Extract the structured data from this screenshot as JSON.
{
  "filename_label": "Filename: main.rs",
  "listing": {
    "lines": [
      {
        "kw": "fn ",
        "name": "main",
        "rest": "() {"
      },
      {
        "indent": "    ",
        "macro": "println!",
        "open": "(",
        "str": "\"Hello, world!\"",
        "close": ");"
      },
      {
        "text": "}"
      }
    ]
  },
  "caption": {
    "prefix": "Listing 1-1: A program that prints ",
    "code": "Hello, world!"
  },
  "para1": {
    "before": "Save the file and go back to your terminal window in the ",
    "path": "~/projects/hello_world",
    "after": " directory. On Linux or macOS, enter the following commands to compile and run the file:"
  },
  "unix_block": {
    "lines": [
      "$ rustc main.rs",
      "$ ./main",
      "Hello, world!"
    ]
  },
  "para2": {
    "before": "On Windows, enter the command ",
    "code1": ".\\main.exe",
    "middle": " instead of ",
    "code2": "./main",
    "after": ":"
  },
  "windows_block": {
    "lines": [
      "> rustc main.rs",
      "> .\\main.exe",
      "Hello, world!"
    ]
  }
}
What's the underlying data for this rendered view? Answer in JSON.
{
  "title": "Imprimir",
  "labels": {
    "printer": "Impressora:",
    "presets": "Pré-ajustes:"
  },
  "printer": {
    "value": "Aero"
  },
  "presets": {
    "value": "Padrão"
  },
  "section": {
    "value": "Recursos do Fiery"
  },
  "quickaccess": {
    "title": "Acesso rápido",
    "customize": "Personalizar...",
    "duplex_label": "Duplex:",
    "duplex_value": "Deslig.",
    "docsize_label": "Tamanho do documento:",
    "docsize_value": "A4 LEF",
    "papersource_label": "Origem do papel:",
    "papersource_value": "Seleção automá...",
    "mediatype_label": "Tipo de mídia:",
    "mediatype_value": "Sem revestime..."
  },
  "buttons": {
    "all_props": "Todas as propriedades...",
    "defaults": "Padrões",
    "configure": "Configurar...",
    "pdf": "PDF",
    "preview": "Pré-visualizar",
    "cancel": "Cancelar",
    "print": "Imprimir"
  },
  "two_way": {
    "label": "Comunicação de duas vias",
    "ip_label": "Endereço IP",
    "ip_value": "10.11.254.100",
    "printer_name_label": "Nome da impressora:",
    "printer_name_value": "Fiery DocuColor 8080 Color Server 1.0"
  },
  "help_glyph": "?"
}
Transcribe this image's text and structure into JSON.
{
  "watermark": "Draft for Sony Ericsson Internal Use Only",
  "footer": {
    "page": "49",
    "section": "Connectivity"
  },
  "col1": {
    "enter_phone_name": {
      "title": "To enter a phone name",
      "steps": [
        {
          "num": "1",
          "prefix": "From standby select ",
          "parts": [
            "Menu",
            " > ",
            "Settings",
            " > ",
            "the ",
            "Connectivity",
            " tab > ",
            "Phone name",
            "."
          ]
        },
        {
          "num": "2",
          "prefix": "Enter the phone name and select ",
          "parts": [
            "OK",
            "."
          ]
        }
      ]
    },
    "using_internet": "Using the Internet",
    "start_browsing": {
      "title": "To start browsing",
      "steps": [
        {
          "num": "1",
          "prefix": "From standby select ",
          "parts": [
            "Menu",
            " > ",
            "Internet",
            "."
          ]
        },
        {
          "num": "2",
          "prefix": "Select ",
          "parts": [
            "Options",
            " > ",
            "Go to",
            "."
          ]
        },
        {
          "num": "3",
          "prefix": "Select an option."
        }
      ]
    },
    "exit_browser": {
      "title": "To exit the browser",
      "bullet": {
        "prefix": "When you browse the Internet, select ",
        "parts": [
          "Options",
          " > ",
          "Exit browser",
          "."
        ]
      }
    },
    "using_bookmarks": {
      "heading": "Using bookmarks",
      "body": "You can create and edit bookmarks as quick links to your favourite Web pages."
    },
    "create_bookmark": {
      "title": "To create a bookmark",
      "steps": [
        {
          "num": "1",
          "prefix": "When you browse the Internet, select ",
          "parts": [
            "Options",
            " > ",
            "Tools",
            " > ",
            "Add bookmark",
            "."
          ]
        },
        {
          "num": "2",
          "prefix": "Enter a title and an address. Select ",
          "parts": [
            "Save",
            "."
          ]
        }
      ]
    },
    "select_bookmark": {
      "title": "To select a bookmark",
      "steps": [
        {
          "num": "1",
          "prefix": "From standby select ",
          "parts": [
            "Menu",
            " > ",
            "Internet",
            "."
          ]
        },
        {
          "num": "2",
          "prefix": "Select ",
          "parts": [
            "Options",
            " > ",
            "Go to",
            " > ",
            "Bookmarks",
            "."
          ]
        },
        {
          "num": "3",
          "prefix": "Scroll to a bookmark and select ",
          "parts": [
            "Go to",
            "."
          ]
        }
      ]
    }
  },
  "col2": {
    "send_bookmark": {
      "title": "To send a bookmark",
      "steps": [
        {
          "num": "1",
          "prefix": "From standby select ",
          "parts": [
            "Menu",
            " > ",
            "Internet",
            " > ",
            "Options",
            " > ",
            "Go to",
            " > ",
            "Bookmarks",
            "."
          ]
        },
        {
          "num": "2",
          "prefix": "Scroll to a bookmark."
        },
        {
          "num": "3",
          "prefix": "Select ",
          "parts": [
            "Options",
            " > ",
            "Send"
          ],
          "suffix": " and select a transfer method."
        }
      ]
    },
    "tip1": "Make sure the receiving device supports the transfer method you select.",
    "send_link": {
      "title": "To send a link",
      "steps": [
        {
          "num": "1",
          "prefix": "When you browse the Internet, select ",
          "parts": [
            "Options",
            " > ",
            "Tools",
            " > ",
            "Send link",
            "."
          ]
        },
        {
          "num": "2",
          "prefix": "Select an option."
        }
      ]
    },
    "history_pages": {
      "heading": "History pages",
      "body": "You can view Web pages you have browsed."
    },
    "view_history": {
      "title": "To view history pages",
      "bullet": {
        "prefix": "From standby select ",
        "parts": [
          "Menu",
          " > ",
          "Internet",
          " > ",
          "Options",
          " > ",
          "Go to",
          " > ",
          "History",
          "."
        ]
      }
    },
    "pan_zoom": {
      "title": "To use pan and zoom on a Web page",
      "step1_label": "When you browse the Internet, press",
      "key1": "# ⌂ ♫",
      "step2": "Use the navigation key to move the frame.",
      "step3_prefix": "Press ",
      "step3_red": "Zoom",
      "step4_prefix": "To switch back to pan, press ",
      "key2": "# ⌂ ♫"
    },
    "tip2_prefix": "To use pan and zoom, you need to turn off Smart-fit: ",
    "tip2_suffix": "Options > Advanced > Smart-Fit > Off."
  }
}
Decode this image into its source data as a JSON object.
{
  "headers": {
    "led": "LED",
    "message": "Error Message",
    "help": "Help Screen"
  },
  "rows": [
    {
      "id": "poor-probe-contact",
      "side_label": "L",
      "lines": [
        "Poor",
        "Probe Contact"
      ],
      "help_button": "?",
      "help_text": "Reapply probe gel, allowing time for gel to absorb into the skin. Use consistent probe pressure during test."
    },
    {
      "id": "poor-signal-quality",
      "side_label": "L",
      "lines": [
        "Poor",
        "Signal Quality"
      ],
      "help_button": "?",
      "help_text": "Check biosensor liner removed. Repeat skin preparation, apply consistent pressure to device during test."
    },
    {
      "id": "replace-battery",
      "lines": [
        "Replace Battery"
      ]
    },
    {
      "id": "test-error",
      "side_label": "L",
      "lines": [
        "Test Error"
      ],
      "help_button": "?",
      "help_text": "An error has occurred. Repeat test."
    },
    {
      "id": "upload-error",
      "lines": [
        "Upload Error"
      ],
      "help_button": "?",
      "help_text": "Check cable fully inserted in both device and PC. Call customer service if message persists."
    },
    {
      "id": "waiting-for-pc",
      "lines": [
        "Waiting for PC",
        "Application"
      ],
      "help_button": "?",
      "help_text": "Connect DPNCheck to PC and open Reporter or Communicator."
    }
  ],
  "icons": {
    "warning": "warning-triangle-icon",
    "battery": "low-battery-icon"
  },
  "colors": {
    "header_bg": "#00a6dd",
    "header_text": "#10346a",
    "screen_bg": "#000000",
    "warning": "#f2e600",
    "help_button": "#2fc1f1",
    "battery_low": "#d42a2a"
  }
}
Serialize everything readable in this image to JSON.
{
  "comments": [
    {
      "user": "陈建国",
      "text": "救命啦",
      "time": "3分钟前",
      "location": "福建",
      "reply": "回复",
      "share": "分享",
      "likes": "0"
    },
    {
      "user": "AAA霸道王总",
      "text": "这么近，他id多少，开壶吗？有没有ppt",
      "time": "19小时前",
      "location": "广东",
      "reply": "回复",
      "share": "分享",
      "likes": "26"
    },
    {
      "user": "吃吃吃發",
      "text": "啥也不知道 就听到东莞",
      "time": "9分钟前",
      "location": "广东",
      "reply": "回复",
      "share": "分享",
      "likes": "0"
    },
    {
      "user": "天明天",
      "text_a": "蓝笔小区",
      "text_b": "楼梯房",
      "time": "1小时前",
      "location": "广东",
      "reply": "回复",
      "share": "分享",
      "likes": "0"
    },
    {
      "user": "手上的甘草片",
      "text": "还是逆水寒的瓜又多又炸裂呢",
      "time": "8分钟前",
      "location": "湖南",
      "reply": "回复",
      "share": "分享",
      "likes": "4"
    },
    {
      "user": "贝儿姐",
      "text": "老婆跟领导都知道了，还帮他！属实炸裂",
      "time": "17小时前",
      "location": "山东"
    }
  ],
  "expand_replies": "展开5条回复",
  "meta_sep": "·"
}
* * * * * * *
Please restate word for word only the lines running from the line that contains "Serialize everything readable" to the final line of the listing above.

Serialize everything readable in this image to JSON.
{
  "comments": [
    {
      "user": "陈建国",
      "text": "救命啦",
      "time": "3分钟前",
      "location": "福建",
      "reply": "回复",
      "share": "分享",
      "likes": "0"
    },
    {
      "user": "AAA霸道王总",
      "text": "这么近，他id多少，开壶吗？有没有ppt",
      "time": "19小时前",
      "location": "广东",
      "reply": "回复",
      "share": "分享",
      "likes": "26"
    },
    {
      "user": "吃吃吃發",
      "text": "啥也不知道 就听到东莞",
      "time": "9分钟前",
      "location": "广东",
      "reply": "回复",
      "share": "分享",
      "likes": "0"
    },
    {
      "user": "天明天",
      "text_a": "蓝笔小区",
      "text_b": "楼梯房",
      "time": "1小时前",
      "location": "广东",
      "reply": "回复",
      "share": "分享",
      "likes": "0"
    },
    {
      "user": "手上的甘草片",
      "text": "还是逆水寒的瓜又多又炸裂呢",
      "time": "8分钟前",
      "location": "湖南",
      "reply": "回复",
      "share": "分享",
      "likes": "4"
    },
    {
      "user": "贝儿姐",
      "text": "老婆跟领导都知道了，还帮他！属实炸裂",
      "time": "17小时前",
      "location": "山东"
    }
  ],
  "expand_replies": "展开5条回复",
  "meta_sep": "·"
}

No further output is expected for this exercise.